## Your instructions
For the records below, tally every line that has the word "JSON" and reply with the number alone.

Page and application data records
★ ★ ★

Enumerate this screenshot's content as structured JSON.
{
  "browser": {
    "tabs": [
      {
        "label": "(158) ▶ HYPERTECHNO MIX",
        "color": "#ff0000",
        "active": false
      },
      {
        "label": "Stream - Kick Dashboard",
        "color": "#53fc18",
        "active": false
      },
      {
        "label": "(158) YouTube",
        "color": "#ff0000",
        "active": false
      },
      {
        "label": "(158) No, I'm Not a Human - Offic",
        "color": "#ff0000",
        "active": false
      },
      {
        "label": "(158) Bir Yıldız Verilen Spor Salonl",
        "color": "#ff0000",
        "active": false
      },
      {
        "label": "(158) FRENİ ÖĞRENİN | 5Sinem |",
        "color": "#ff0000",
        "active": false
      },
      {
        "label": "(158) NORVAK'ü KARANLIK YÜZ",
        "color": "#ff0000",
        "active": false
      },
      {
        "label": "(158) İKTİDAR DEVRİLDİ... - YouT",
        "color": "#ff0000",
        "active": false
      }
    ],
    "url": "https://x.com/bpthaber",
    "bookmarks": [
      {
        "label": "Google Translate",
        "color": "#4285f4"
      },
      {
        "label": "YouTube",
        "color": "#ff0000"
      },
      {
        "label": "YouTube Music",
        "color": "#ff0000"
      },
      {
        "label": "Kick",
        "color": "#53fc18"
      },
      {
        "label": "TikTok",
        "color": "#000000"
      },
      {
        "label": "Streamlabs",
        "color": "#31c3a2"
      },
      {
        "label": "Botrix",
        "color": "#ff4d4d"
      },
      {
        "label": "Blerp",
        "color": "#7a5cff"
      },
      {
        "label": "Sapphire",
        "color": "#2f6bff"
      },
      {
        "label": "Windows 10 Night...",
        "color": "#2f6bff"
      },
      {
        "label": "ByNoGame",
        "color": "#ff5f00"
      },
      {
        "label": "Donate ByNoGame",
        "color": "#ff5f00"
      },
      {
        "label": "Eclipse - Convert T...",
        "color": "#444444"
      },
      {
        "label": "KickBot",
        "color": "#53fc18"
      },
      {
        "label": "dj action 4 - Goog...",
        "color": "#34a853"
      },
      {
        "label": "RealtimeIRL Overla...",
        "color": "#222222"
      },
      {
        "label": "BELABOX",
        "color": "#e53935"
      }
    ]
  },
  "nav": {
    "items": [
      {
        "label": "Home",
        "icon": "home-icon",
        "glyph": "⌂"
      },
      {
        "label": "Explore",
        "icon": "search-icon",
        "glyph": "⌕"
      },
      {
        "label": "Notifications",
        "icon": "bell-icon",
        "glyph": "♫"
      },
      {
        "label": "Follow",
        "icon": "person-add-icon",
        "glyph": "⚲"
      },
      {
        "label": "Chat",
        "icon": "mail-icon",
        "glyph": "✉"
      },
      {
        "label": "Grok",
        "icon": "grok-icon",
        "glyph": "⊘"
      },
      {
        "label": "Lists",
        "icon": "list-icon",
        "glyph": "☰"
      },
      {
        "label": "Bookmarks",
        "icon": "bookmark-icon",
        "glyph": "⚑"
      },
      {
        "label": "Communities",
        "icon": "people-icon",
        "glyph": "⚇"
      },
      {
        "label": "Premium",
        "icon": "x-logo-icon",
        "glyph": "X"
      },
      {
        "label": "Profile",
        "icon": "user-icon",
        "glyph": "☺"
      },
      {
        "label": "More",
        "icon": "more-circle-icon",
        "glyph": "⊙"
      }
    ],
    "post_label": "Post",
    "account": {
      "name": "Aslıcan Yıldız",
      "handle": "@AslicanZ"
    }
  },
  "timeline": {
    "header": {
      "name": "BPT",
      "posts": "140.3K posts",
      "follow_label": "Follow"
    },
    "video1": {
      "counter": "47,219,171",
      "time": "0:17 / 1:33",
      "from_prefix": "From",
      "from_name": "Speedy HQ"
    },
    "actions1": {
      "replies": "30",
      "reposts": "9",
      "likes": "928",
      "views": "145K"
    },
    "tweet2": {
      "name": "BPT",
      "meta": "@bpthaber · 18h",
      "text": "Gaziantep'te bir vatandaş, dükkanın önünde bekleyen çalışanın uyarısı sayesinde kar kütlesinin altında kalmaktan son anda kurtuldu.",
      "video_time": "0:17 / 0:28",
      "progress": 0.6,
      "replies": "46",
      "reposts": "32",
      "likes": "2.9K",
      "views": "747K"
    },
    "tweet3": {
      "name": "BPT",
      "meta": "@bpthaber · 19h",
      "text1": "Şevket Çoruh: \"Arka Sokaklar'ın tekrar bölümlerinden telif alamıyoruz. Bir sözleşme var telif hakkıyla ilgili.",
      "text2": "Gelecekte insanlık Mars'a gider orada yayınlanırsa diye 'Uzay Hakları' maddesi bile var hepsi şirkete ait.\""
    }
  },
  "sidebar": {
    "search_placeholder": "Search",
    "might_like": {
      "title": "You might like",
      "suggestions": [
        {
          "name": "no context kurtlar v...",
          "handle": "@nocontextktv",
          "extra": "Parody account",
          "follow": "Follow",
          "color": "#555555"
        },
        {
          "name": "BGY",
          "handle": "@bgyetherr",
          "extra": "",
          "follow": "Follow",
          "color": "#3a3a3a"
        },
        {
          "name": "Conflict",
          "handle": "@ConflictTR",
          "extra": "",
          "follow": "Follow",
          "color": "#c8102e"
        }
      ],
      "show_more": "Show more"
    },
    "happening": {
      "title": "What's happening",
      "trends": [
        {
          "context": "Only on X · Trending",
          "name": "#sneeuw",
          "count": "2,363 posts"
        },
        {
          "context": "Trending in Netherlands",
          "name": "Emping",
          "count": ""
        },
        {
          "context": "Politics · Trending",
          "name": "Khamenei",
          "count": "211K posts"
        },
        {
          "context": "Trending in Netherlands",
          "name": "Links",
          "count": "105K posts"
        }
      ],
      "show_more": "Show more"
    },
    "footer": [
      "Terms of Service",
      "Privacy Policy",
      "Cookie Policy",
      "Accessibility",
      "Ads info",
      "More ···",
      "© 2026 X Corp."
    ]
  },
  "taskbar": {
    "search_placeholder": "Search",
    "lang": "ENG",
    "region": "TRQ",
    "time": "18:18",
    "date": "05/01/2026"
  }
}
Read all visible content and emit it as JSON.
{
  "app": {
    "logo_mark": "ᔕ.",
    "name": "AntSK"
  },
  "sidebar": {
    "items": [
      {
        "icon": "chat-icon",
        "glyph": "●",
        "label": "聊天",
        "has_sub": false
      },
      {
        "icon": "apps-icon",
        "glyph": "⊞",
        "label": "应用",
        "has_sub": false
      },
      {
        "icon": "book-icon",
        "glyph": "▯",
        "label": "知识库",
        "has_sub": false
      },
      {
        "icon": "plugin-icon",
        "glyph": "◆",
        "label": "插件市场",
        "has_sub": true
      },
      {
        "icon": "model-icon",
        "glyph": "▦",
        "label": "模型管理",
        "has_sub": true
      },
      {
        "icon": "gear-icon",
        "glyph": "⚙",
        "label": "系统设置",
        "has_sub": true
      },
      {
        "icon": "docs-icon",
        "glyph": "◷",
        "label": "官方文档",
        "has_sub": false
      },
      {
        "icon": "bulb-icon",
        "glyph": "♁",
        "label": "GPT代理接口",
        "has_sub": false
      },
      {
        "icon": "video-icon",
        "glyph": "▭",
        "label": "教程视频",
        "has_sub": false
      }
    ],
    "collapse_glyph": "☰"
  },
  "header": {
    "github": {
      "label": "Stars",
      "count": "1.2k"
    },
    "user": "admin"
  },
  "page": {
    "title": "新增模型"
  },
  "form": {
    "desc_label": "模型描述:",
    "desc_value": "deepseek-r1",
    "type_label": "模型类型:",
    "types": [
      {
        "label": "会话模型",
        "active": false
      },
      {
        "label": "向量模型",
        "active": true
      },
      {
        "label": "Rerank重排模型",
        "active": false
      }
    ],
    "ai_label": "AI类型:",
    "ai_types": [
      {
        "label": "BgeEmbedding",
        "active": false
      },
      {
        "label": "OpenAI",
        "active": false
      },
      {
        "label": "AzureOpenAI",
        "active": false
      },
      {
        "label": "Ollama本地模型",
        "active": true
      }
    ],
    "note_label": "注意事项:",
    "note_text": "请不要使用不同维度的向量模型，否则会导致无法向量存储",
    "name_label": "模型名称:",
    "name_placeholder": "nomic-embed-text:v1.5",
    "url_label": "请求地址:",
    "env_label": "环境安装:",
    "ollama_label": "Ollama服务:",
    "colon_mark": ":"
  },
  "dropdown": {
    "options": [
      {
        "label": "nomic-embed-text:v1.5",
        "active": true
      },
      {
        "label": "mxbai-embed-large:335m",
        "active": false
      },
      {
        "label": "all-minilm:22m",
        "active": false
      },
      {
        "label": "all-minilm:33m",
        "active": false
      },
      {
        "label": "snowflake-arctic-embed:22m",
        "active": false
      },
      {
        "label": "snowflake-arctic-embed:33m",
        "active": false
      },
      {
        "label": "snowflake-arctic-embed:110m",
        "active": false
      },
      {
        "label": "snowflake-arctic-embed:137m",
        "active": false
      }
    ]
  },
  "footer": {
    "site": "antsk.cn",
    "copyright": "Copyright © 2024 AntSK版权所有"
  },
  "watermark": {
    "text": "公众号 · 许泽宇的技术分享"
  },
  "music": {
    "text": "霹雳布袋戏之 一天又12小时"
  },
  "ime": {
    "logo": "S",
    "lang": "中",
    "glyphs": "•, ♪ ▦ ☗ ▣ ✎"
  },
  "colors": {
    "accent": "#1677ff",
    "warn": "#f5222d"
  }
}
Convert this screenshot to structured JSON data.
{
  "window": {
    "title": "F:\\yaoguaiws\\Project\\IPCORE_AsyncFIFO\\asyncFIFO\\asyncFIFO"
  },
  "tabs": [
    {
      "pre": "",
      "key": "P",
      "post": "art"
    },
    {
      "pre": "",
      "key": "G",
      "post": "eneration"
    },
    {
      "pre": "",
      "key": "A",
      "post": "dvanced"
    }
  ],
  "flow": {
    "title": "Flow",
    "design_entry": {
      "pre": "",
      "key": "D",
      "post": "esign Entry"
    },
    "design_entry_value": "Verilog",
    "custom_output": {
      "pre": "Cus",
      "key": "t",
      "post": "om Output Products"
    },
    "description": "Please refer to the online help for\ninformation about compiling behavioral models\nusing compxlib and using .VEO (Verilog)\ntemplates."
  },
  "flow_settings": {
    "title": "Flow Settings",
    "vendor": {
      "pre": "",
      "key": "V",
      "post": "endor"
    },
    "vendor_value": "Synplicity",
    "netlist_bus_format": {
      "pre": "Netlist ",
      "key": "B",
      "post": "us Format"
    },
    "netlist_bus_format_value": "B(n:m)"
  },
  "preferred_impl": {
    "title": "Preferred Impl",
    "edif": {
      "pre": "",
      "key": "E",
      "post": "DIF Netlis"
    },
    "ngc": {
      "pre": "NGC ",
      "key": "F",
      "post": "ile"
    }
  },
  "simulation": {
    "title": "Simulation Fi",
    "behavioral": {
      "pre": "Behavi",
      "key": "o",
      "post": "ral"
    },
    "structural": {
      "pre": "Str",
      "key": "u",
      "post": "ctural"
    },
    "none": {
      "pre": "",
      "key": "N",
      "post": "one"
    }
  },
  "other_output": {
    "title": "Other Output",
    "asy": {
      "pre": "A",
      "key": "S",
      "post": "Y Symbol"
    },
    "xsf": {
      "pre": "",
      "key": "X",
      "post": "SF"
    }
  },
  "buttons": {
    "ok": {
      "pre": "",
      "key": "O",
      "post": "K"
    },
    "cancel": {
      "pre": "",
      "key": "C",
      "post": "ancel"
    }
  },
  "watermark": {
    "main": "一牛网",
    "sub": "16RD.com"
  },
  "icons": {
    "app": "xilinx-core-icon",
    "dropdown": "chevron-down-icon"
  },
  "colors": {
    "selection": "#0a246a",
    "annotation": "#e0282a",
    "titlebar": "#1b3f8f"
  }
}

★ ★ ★

## Solved problem
3